SW: As I said, I discovered the story through the Rolling Stone, but, yeah, there was some pre-production for sure. With a narrative fiction, you start with a script and break down what scenes you will shoot in what order. In documentary, at least one like American Gadfly (where the story is unfolding before your eyes in real time), the only order to shoot is as it happens. It felt sort of like storm-chasers, following the kids across the country. That said, I had to raise some money, so I put together (within a matter of a few days) an outline of how the film COULD go (a three-act structure with potential story beats and themes), as well as a deck with pictures, description of the crew, plan for distribution, etc. From there we got the seed capital we needed, and I immediately set off to film with the teens in New York, just days before they went to California to meet Mike Gravel.
Filming took place over the next 8 months or so—through the end of the primary campaign and a little beyond that into the Bernie Sanders rise. Our last shoot was with Bernie and Mike together just before the Super Tuesday debacle. Indeed, just days before the pandemic lockdowns began. We were extremely lucky to have finished shooting (at a massive Bernie rally in San Jose, no less) just before the world closed and changed everything. I mean, the film would have been screwed had the pandemic started six months earlier. Who knows? I may have leaned into it and the documentary could have taken some wild new post-apocalyptic form.
Throughout the pandemic, we could just edit. Now we are on the festival circuit and navigating distribution offers. Reception has been awesome. We have some exciting screenings coming up and my hope is that by the fall, people can watch American Gadfly on the major screening platforms. Since Mike recently passed away (Gravel died at age 91 on June 26, 2021.—Ed.), each upcoming screening will also be a celebration of life. We will be able to celebrate him at over a dozen events this year, which is incredibly awesome. I still haven’t seen the film since he died . . . . I’m sure I will get really worked up.
KY: American Gadfly is your first feature documentary. Where does it fit into your life as a creative? I’m curious about your other projects—film or otherwise.
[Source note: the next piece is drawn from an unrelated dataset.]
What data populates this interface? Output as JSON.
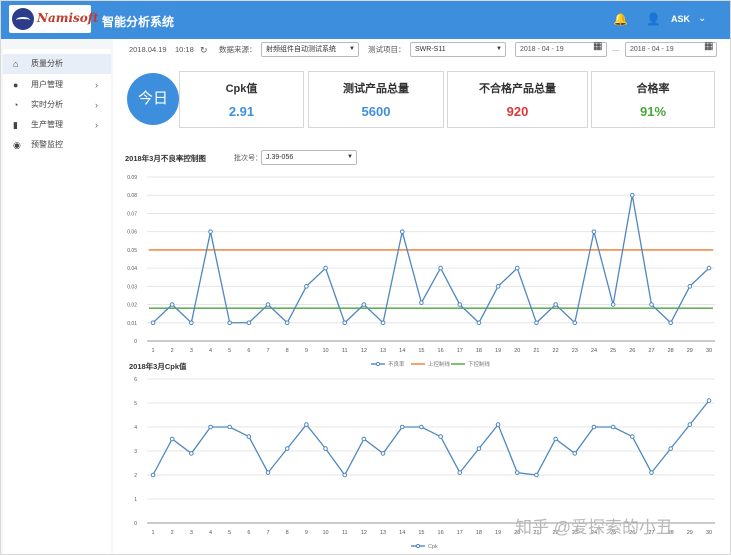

SW: This is a great, difficult question. I have just been so focused on making this film work, and now making sure I stick the landing, that it has been so difficult to know what happens next. A lot depends on if I can make the investment back. I continue to develop my fiction scripts, ones I have been shaping for a decade. Those projects are my dreams. That said, I enjoy documentary so much. My producer buddy was saying I need to focus and choose. I need to brand myself as fiction guy or doc guy. He may be right, but I am interested in both! Look at Herzog. Look at Paul Greengrass. There is overlap. I have a lot of stories in me, so I will continue to go with my gut and pursue the projects I am most passionate about. If my “brand” can’t be simply labelled, so be it. All I care about is doing incredible work.
Katy Yocom is the author of Three Ways to Disappear, a Barnes & Noble Top Indie Favorite, winner of the Siskiyou Prize for New Environmental Literature, Phillip H. McMath Book Award, First Horizon Award, and other prizes. Her words have appeared in LitHub, Salon.com, Newsweek, Terrain.org, Necessary Fiction, American Way (the American Airlines in-flight magazine), and elsewhere. The recipient of an Al Smith Fellowship Award for artistic excellence, she serves as associate editor of Good River Review and associate director of the low-residency programs of Spalding University’s School of Creative and Professional Writing. Find her online at katyyocom.com.